- _TASK BRIEF_
Below are records to be output exactly, every one of them.
++++ ENTRIES SHOWN
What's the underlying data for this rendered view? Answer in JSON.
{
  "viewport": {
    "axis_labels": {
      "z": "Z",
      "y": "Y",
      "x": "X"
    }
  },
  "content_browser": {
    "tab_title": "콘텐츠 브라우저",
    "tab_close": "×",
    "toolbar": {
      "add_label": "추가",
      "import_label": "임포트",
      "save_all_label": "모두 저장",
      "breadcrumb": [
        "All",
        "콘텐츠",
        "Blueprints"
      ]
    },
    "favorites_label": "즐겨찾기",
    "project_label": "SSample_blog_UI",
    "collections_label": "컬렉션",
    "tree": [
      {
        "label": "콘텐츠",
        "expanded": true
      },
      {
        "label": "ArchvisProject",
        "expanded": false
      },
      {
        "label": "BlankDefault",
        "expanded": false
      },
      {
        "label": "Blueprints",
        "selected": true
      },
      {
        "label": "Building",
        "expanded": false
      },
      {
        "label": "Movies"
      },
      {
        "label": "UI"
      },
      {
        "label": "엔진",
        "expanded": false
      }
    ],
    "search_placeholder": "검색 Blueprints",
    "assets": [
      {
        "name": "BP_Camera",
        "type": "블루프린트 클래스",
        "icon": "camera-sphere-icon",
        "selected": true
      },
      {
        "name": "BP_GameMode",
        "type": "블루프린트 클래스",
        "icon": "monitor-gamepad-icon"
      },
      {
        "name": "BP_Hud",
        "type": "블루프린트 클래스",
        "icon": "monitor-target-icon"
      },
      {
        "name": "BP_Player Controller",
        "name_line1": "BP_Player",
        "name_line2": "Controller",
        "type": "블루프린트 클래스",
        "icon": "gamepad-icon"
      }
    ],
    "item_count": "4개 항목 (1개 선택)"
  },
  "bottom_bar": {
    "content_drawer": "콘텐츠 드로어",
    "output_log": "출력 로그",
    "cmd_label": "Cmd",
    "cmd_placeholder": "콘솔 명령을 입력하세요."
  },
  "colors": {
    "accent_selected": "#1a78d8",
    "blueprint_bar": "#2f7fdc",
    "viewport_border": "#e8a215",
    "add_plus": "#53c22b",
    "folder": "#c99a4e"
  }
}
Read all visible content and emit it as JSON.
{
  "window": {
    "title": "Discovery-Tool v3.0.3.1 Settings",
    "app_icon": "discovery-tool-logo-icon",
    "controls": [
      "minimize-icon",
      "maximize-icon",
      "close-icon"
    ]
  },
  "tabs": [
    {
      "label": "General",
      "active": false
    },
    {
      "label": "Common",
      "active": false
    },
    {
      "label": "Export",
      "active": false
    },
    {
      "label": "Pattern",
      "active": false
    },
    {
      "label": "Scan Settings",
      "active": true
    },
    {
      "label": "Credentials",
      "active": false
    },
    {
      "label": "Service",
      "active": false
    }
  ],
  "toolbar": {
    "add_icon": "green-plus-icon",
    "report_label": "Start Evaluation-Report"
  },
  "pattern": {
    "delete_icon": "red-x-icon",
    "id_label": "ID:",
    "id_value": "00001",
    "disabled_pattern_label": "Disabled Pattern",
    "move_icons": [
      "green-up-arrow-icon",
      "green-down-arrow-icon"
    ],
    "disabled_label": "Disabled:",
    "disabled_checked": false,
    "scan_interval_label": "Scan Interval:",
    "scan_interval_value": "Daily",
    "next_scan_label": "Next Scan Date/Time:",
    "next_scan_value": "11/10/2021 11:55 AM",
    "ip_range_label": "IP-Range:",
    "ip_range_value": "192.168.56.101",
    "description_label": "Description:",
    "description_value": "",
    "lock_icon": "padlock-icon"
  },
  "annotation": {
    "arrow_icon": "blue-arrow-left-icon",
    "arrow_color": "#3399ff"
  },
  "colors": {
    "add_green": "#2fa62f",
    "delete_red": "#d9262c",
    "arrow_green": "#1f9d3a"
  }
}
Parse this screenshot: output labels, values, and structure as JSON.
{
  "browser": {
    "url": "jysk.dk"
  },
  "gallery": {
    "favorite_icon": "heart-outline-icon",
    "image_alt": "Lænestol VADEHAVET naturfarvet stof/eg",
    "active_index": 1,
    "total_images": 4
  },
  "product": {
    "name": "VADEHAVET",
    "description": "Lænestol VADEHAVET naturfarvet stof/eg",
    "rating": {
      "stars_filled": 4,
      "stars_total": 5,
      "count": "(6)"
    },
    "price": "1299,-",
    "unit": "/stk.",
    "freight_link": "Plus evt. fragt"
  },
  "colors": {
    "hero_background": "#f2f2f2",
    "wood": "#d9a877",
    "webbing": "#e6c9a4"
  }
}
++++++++
- _OUTPUT FOR THIS TASK_
What's the underlying data for this rendered view? Answer in JSON.
{
  "viewport": {
    "axis_labels": {
      "z": "Z",
      "y": "Y",
      "x": "X"
    }
  },
  "content_browser": {
    "tab_title": "콘텐츠 브라우저",
    "tab_close": "×",
    "toolbar": {
      "add_label": "추가",
      "import_label": "임포트",
      "save_all_label": "모두 저장",
      "breadcrumb": [
        "All",
        "콘텐츠",
        "Blueprints"
      ]
    },
    "favorites_label": "즐겨찾기",
    "project_label": "SSample_blog_UI",
    "collections_label": "컬렉션",
    "tree": [
      {
        "label": "콘텐츠",
        "expanded": true
      },
      {
        "label": "ArchvisProject",
        "expanded": false
      },
      {
        "label": "BlankDefault",
        "expanded": false
      },
      {
        "label": "Blueprints",
        "selected": true
      },
      {
        "label": "Building",
        "expanded": false
      },
      {
        "label": "Movies"
      },
      {
        "label": "UI"
      },
      {
        "label": "엔진",
        "expanded": false
      }
    ],
    "search_placeholder": "검색 Blueprints",
    "assets": [
      {
        "name": "BP_Camera",
        "type": "블루프린트 클래스",
        "icon": "camera-sphere-icon",
        "selected": true
      },
      {
        "name": "BP_GameMode",
        "type": "블루프린트 클래스",
        "icon": "monitor-gamepad-icon"
      },
      {
        "name": "BP_Hud",
        "type": "블루프린트 클래스",
        "icon": "monitor-target-icon"
      },
      {
        "name": "BP_Player Controller",
        "name_line1": "BP_Player",
        "name_line2": "Controller",
        "type": "블루프린트 클래스",
        "icon": "gamepad-icon"
      }
    ],
    "item_count": "4개 항목 (1개 선택)"
  },
  "bottom_bar": {
    "content_drawer": "콘텐츠 드로어",
    "output_log": "출력 로그",
    "cmd_label": "Cmd",
    "cmd_placeholder": "콘솔 명령을 입력하세요."
  },
  "colors": {
    "accent_selected": "#1a78d8",
    "blueprint_bar": "#2f7fdc",
    "viewport_border": "#e8a215",
    "add_plus": "#53c22b",
    "folder": "#c99a4e"
  }
}
Read all visible content and emit it as JSON.
{
  "window": {
    "title": "Discovery-Tool v3.0.3.1 Settings",
    "app_icon": "discovery-tool-logo-icon",
    "controls": [
      "minimize-icon",
      "maximize-icon",
      "close-icon"
    ]
  },
  "tabs": [
    {
      "label": "General",
      "active": false
    },
    {
      "label": "Common",
      "active": false
    },
    {
      "label": "Export",
      "active": false
    },
    {
      "label": "Pattern",
      "active": false
    },
    {
      "label": "Scan Settings",
      "active": true
    },
    {
      "label": "Credentials",
      "active": false
    },
    {
      "label": "Service",
      "active": false
    }
  ],
  "toolbar": {
    "add_icon": "green-plus-icon",
    "report_label": "Start Evaluation-Report"
  },
  "pattern": {
    "delete_icon": "red-x-icon",
    "id_label": "ID:",
    "id_value": "00001",
    "disabled_pattern_label": "Disabled Pattern",
    "move_icons": [
      "green-up-arrow-icon",
      "green-down-arrow-icon"
    ],
    "disabled_label": "Disabled:",
    "disabled_checked": false,
    "scan_interval_label": "Scan Interval:",
    "scan_interval_value": "Daily",
    "next_scan_label": "Next Scan Date/Time:",
    "next_scan_value": "11/10/2021 11:55 AM",
    "ip_range_label": "IP-Range:",
    "ip_range_value": "192.168.56.101",
    "description_label": "Description:",
    "description_value": "",
    "lock_icon": "padlock-icon"
  },
  "annotation": {
    "arrow_icon": "blue-arrow-left-icon",
    "arrow_color": "#3399ff"
  },
  "colors": {
    "add_green": "#2fa62f",
    "delete_red": "#d9262c",
    "arrow_green": "#1f9d3a"
  }
}
Parse this screenshot: output labels, values, and structure as JSON.
{
  "browser": {
    "url": "jysk.dk"
  },
  "gallery": {
    "favorite_icon": "heart-outline-icon",
    "image_alt": "Lænestol VADEHAVET naturfarvet stof/eg",
    "active_index": 1,
    "total_images": 4
  },
  "product": {
    "name": "VADEHAVET",
    "description": "Lænestol VADEHAVET naturfarvet stof/eg",
    "rating": {
      "stars_filled": 4,
      "stars_total": 5,
      "count": "(6)"
    },
    "price": "1299,-",
    "unit": "/stk.",
    "freight_link": "Plus evt. fragt"
  },
  "colors": {
    "hero_background": "#f2f2f2",
    "wood": "#d9a877",
    "webbing": "#e6c9a4"
  }
}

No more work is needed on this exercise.